“Typically, things are pretty tight,” says managing consultant Ron Holshizer, who describes the group as a virtual practice that draws upon expertise from all of the firm’s offices.
Prior to the formation of the unit, there were pockets of expertise spread around the firm. Since then, the practice has grown very rapidly. Holshizer attributes that to the fact that “the reliance on technology is so much greater than it was five years ago. If you lose your systems, things come to a screeching halt.”
The most common engagement performed by BKD is a generalized IT controls review that encompasses a comprehensive study of technology controls, policies, processes, personnel control, software development life cycle controls and business continuation and disaster recovery.
When banks are clients, the controls involve a high degree of reliance on their vendors, who generally have a high degree of technical expertise.
“We don’t run into too many problems,” he says.
That’s when it comes to networks and other systems under direct IT control. It’s a different story when it comes to portable devices, including laptop computers and cell phones.
“These are the ones that concern us. You don’t know if the loan officer has taken the laptop home at night,” he says. However, most financial institutions have encrypted hard drives and communication between remote sites and offices are via virtual private networks. Most also have extensive policies and procedures.
What concern about security has produced is “redundancies on top of redundancies,” to make sure data is safe. Clients will have mirrored systems on site, back up to tapes and take information off site.
The firm also deals with a people issue involving technology—phishing, the effort by outsiders to dupe computer users into revealing critical information such as bank account and bank routing numbers and Social Security numbers.

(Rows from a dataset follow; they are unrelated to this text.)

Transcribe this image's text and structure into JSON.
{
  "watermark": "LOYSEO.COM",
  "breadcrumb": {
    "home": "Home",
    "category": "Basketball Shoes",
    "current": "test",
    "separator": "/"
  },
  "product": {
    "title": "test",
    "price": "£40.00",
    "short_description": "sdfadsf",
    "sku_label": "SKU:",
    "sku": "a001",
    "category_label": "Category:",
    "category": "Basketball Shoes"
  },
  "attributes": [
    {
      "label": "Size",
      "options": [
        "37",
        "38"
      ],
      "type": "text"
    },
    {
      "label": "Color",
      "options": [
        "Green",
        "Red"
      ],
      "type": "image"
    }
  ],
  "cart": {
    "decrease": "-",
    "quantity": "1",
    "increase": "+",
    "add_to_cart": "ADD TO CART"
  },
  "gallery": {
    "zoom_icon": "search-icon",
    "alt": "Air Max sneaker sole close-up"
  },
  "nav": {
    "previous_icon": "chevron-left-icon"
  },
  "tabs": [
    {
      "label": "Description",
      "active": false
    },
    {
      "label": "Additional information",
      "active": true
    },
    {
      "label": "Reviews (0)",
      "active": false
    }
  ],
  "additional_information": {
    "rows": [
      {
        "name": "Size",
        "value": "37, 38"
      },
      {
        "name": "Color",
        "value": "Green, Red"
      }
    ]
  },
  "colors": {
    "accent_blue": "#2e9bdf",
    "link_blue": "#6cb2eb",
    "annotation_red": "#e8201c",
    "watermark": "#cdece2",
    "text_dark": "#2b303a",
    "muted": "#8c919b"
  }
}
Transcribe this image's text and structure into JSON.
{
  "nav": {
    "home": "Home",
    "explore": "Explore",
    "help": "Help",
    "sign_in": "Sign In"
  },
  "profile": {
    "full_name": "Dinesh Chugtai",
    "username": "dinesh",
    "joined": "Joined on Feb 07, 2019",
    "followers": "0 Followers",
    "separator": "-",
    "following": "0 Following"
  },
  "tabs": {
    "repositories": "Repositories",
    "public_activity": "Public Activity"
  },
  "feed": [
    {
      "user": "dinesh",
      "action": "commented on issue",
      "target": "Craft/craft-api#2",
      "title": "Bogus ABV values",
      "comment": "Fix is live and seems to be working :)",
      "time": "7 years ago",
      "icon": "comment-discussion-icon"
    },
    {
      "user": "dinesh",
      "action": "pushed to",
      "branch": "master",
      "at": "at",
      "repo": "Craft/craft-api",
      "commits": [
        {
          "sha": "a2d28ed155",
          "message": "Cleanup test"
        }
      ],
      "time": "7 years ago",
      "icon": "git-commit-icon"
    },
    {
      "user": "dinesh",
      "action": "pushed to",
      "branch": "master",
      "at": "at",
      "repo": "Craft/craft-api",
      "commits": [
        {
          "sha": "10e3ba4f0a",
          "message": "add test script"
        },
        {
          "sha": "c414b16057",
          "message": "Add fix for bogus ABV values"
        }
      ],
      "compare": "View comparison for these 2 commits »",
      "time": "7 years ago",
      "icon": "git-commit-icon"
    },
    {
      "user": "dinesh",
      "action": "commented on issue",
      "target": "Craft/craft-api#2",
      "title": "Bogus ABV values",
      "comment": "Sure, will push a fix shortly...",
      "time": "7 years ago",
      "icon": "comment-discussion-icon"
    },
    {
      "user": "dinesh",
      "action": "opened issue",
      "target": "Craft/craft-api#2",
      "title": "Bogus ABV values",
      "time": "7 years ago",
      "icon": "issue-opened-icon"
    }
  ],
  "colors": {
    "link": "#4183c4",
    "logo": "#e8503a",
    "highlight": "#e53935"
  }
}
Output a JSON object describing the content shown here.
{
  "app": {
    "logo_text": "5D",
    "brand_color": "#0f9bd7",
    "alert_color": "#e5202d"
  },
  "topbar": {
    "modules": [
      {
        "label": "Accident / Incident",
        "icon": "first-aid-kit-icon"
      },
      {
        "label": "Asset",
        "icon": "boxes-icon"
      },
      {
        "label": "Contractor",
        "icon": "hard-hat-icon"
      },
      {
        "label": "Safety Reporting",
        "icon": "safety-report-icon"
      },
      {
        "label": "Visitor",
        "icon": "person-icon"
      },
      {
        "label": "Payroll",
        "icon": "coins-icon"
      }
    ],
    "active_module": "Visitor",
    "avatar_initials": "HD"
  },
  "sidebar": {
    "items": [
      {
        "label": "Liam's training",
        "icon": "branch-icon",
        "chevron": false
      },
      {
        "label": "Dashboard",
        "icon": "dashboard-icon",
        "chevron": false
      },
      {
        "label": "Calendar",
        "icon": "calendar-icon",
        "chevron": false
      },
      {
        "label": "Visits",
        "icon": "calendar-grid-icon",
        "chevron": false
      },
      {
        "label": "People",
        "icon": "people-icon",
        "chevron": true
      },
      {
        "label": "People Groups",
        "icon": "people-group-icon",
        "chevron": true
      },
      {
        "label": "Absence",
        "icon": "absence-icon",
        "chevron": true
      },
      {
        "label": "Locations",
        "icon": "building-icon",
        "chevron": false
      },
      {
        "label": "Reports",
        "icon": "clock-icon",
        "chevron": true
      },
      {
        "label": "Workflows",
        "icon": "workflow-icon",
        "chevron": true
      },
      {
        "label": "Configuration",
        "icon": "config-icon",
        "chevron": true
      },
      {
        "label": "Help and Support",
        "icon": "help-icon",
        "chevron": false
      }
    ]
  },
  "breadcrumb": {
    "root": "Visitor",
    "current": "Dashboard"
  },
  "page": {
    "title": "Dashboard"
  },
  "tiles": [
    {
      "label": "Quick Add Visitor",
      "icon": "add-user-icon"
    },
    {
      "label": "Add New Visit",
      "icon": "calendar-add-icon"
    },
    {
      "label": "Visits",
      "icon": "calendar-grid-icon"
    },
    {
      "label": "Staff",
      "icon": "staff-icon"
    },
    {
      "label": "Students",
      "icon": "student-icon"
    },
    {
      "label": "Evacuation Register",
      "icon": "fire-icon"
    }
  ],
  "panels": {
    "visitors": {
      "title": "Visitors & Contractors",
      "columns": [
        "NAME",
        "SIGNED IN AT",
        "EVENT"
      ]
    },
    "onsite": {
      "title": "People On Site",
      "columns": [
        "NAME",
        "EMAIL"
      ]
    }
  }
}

Simply having the accounting firm team come in and ask employees questions about their practices helps.
“They behave differently if they know somebody is looking over their shoulder,” says Holshizer.
One element that will help clients and auditors improve compliance is the move to build better tools into commonly used accounting packages.

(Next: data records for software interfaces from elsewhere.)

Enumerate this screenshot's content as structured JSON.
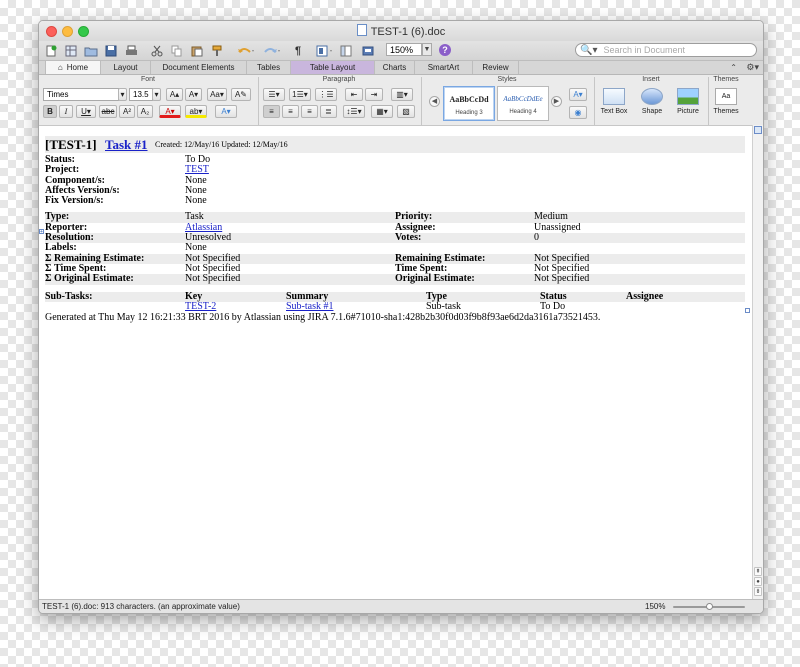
{
  "window": {
    "title": "TEST-1 (6).doc"
  },
  "toolbar": {
    "zoom": "150%",
    "search_placeholder": "Search in Document",
    "help": "?"
  },
  "tabs": [
    "Home",
    "Layout",
    "Document Elements",
    "Tables",
    "Table Layout",
    "Charts",
    "SmartArt",
    "Review"
  ],
  "ribbon": {
    "groups": {
      "font": "Font",
      "paragraph": "Paragraph",
      "styles": "Styles",
      "insert": "Insert",
      "themes": "Themes"
    },
    "font_name": "Times",
    "font_size": "13.5",
    "style_heading3_sample": "AaBbCcDd",
    "style_heading3": "Heading 3",
    "style_heading4_sample": "AaBbCcDdEe",
    "style_heading4": "Heading 4",
    "insert_textbox": "Text Box",
    "insert_shape": "Shape",
    "insert_picture": "Picture",
    "themes_label": "Themes",
    "themes_sample": "Aa"
  },
  "issue": {
    "key_label": "[TEST-1]",
    "summary": "Task #1",
    "meta": "Created: 12/May/16  Updated: 12/May/16",
    "fields": [
      {
        "label": "Status:",
        "value": "To Do"
      },
      {
        "label": "Project:",
        "value": "TEST",
        "link": true
      },
      {
        "label": "Component/s:",
        "value": "None"
      },
      {
        "label": "Affects Version/s:",
        "value": "None"
      },
      {
        "label": "Fix Version/s:",
        "value": "None"
      }
    ],
    "details": [
      {
        "label": "Type:",
        "value": "Task",
        "label2": "Priority:",
        "value2": "Medium"
      },
      {
        "label": "Reporter:",
        "value": "Atlassian",
        "link": true,
        "label2": "Assignee:",
        "value2": "Unassigned"
      },
      {
        "label": "Resolution:",
        "value": "Unresolved",
        "label2": "Votes:",
        "value2": "0"
      },
      {
        "label": "Labels:",
        "value": "None",
        "label2": "",
        "value2": ""
      },
      {
        "label": "Σ Remaining Estimate:",
        "value": "Not Specified",
        "label2": "Remaining Estimate:",
        "value2": "Not Specified"
      },
      {
        "label": "Σ Time Spent:",
        "value": "Not Specified",
        "label2": "Time Spent:",
        "value2": "Not Specified"
      },
      {
        "label": "Σ Original Estimate:",
        "value": "Not Specified",
        "label2": "Original Estimate:",
        "value2": "Not Specified"
      }
    ],
    "subtasks_header": [
      "Sub-Tasks:",
      "Key",
      "Summary",
      "Type",
      "Status",
      "Assignee"
    ],
    "subtasks": [
      {
        "key": "TEST-2",
        "summary": "Sub-task #1",
        "type": "Sub-task",
        "status": "To Do",
        "assignee": ""
      }
    ],
    "generated": "Generated at Thu May 12 16:21:33 BRT 2016 by Atlassian using JIRA 7.1.6#71010-sha1:428b2b30f0d03f9b8f93ae6d2da3161a73521453."
  },
  "status_bar": {
    "info": "TEST-1 (6).doc: 913 characters. (an approximate value)",
    "zoom": "150%",
    "zoom_slider_level": 0.5
  }
}
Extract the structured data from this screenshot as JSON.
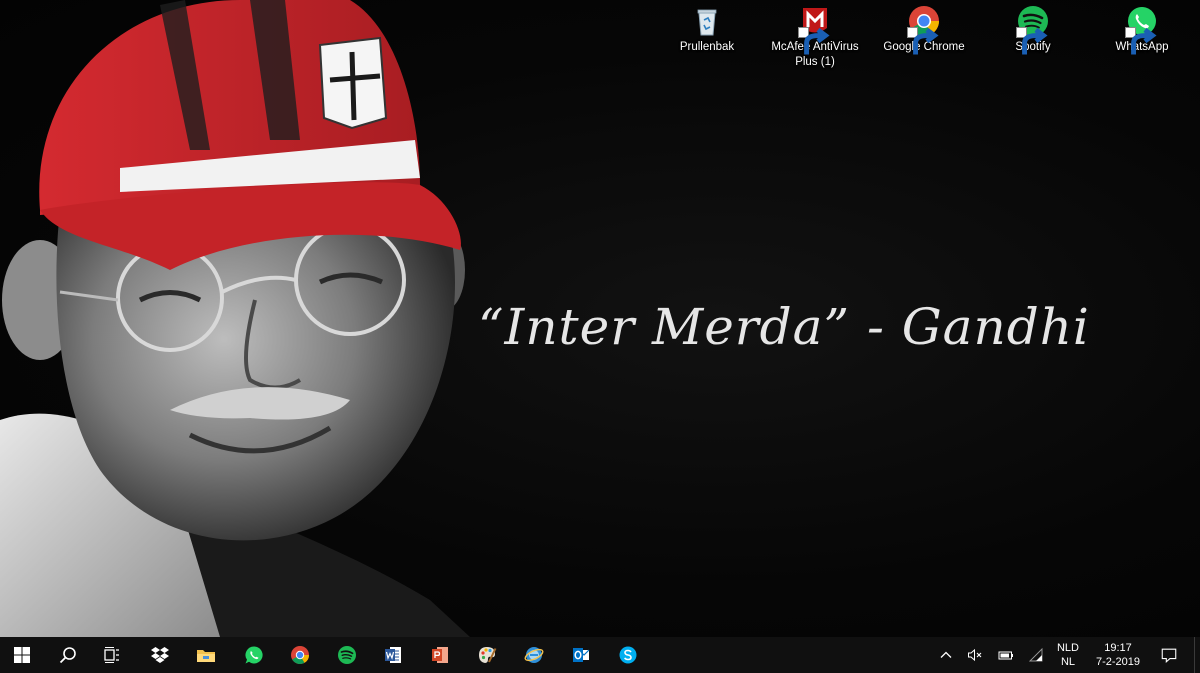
{
  "desktop": {
    "wallpaper_quote": "“Inter Merda” - Gandhi",
    "icons": [
      {
        "label": "Prullenbak",
        "icon": "recycle-bin-icon"
      },
      {
        "label": "McAfee AntiVirus Plus (1)",
        "icon": "mcafee-icon"
      },
      {
        "label": "Google Chrome",
        "icon": "chrome-icon"
      },
      {
        "label": "Spotify",
        "icon": "spotify-icon"
      },
      {
        "label": "WhatsApp",
        "icon": "whatsapp-icon"
      }
    ]
  },
  "taskbar": {
    "pinned": [
      "start-icon",
      "search-icon",
      "task-view-icon",
      "dropbox-icon",
      "file-explorer-icon",
      "whatsapp-icon",
      "chrome-icon",
      "spotify-icon",
      "word-icon",
      "powerpoint-icon",
      "paint-icon",
      "internet-explorer-icon",
      "outlook-icon",
      "skype-icon"
    ],
    "tray": {
      "icons": [
        "chevron-up-icon",
        "volume-muted-icon",
        "battery-icon",
        "wifi-icon"
      ],
      "language_top": "NLD",
      "language_bottom": "NL",
      "time": "19:17",
      "date": "7-2-2019",
      "notification_icon": "action-center-icon"
    }
  },
  "colors": {
    "taskbar_bg": "#101010",
    "cap_red": "#c8262c",
    "spotify_green": "#1db954",
    "whatsapp_green": "#25d366"
  }
}
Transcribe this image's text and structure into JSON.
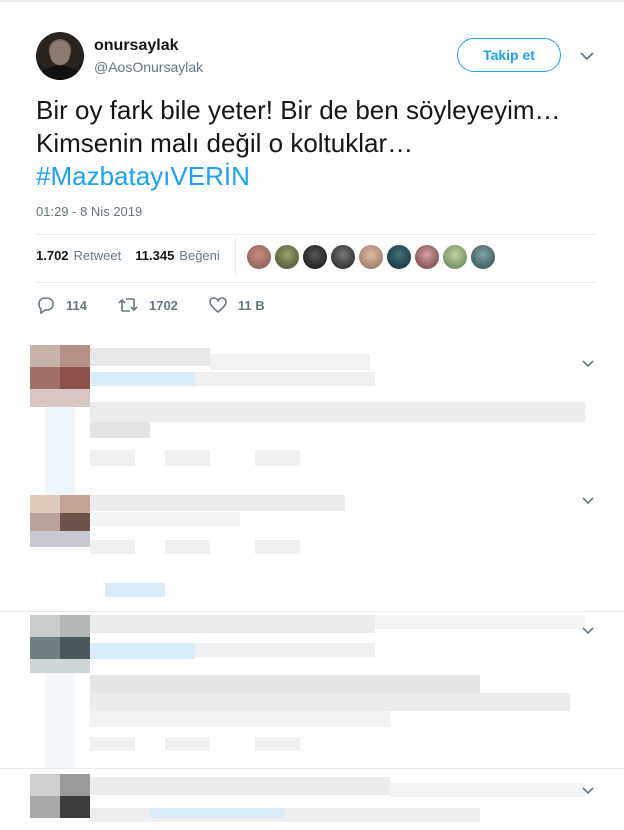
{
  "user": {
    "name": "onursaylak",
    "handle": "@AosOnursaylak"
  },
  "follow_label": "Takip et",
  "tweet": {
    "line1": "Bir oy fark bile yeter! Bir de ben söyleyeyim…",
    "line2": "Kimsenin malı değil o koltuklar…",
    "hashtag": "#MazbatayıVERİN",
    "timestamp": "01:29 - 8 Nis 2019"
  },
  "stats": {
    "retweet_count": "1.702",
    "retweet_label": "Retweet",
    "like_count": "11.345",
    "like_label": "Beğeni"
  },
  "actions": {
    "replies": "114",
    "retweets": "1702",
    "likes": "11 B"
  },
  "icons": [
    "chevron-down-icon",
    "reply-icon",
    "retweet-icon",
    "heart-icon"
  ],
  "colors": {
    "accent": "#1da1f2",
    "text": "#14171a",
    "muted": "#657786",
    "border": "#e6ecf0"
  }
}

Microsoft’s adoption of role-based computing can help because it enables companies to keep roles and responsibilities separate, according to Craig Dewar, director of community marketing for Microsoft Business Solutions.
Dynamics GP, AX and SL increasingly offer pre-defined roles. Roles will be available in the next version of Dynamics NAV.
Roles are defined so that users can see only the information necessary for them to perform their jobs. For example, someone in accounts receivable couldn’t see information in inventory.
In remarks made at Microsoft’s Convergence user conference in Orlando in March, Dewar discussed the introduction of the compliance center dashboard, which provides access to reports that are built via SQL Reporting Services.
“This gives me a very simple look at the effectiveness of my controls and the key performance indicators that I would like to track,” said Dewar.
Automating the process is also at the core of the work done by Thomson Tax & Accounting’s PPC organization in helping accountants comply with new risk standards, according to Cheryl Stydnicki, senior product manager for PPC audit and accounting.
The company first released its e-Practice aids in October 2006, which took the PPC audit approach with which many firms were familiar, by making an automated tool that walks the user through the audit process.
“We use risk assessment technology to generate customized audit programs based on risk assessment,” notes Scott Spradling, PPC’s senior director of product development.
Spradling says the e-Practice aids walk the user through the process, considering company structure and the role of each individual operating within the company. It also poses a series of planning consideration and questions.
“Different companies have different risk areas,” says Spradling. “It’s up to the user to identify the particular risks.”
Use of XML files also means that audit guidance from PPC can be fed into what the company calls a smart platform.